NewsPhoenix Metro NewsNorth Phoenix News


Phoenix police submit homicide charge against foster father in baby's death

4-month-old dies after left in hot van 10-1-19
Posted at 9:29 PM, Nov 21, 2019
and last updated 2019-11-22 16:31:30-05

PHOENIX — Phoenix police detectives have submitted a charge for negligent homicide against a foster father after the death of his four-month-old foster child.

The Maricopa County Attorney has not yet made a decision.

Samora Cousin died in the back of Roger Ham's van on October 1. Detectives say Ham forgot the baby in the backseat before heading into work at the Washington Elementary School District Service Center.

"I understand he's a very good man. He's a parent. He's adopted children," said Detective Luis Samudio, the day of the tragedy.

Ham and his partner, Steven, have adopted more than a dozen children and were recognized nationally for their work fostering and adopting kids as a same-sex couple. Roger was also awarded for his work at the school district, where he is a supervisor.
A spokesperson with the Washington Elementary School District told ABC15 that Ham has been on leave during the police investigation.

"He's a foster parent; he had no intention of hurting a kid. He wanted to help kids," said one neighbor, who lived near the school district.

While the investigation is ongoing, detectives submitted their case to the county attorney in just 16 days. More than a month later, the new top prosecutor, Allister Adel, has not made a decision about whether or not to move forward with charges.

Samora's cause of death is still pending, according to the Maricopa County Medical Examiner's Office.

"Any time a child dies in a parent's hands, they are always very difficult cases," said former Maricopa County Attorney Rick Romley.

Romley said he deliberated over the charging of countless negligent homicide cases where children tragically died.

"We looked for some type of really, truly gross negligence. Not just a mistake, it had to be something much more severe than that," said Romley.

Prosecutors also have to believe they can win the case.

"These are very difficult to a jury," said Romley. "Juries relate that mistakes do happen with parents."

Samora's biological parents are not a jury, though, and not sympathetic when it comes to the death of their child.

"My daughter did not deserve to die the way she did," said Jennifer Haley, Samora's biological mother.

Both parents told ABC15 that the submittal by police is a step toward justice, but they hope the county attorney files charges.

"I hope something is done on the justice side of this. I think he should be charged with something. He needs to be held responsible for his actions," said Haley.

For one family, charges would bring some closure; for the other, it would mean more heartbreak and tragedy.

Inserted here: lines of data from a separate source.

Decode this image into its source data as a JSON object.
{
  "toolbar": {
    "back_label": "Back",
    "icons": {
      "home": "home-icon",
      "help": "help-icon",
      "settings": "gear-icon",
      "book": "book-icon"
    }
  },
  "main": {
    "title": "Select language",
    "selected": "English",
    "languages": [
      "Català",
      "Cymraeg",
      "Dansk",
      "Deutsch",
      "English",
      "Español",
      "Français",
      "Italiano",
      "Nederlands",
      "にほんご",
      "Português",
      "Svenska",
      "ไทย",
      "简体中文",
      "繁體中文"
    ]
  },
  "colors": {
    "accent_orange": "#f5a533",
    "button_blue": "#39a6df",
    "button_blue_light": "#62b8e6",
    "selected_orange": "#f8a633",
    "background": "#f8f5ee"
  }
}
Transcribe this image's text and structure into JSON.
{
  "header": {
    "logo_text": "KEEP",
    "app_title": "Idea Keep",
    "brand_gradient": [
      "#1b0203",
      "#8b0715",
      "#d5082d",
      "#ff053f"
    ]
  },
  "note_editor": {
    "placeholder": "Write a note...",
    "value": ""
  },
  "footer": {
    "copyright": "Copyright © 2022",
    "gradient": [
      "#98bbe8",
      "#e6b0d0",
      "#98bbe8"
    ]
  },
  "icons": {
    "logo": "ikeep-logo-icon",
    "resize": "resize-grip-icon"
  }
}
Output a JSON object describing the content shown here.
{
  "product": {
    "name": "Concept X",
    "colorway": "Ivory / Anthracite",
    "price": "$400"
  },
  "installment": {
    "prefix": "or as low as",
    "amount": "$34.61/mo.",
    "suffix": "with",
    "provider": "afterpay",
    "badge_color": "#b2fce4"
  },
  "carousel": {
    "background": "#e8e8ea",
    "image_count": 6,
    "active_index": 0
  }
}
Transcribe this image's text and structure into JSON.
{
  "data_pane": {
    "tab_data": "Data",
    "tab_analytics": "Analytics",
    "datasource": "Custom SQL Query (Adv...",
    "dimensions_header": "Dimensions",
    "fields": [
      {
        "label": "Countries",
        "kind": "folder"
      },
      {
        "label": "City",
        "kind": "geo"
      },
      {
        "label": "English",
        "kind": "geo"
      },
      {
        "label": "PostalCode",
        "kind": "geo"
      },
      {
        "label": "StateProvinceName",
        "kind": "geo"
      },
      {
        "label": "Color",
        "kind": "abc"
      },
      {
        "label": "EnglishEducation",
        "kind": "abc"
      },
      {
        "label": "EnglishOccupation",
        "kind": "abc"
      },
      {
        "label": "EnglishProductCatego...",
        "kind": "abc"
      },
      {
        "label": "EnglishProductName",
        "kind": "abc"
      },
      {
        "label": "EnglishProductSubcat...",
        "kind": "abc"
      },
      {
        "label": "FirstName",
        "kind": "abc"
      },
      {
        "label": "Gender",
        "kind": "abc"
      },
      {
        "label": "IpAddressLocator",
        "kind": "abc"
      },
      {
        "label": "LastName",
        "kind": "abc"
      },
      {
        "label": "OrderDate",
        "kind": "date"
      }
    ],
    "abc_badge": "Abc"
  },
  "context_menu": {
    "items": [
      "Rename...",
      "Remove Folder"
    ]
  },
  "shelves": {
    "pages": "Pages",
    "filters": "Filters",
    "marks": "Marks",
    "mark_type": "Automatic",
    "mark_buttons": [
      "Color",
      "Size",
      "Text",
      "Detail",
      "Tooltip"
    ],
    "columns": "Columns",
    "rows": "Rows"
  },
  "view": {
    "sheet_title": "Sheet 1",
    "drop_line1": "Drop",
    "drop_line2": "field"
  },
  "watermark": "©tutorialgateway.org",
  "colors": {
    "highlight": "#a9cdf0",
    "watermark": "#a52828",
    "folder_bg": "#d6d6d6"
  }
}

MCAO could not say when a final charging decision would be made, but Romley said it would likely be soon. The Department of Child Safety, meanwhile, says their investigation is ongoing, and they are unable to say what is happening with the other foster children in the Ham household.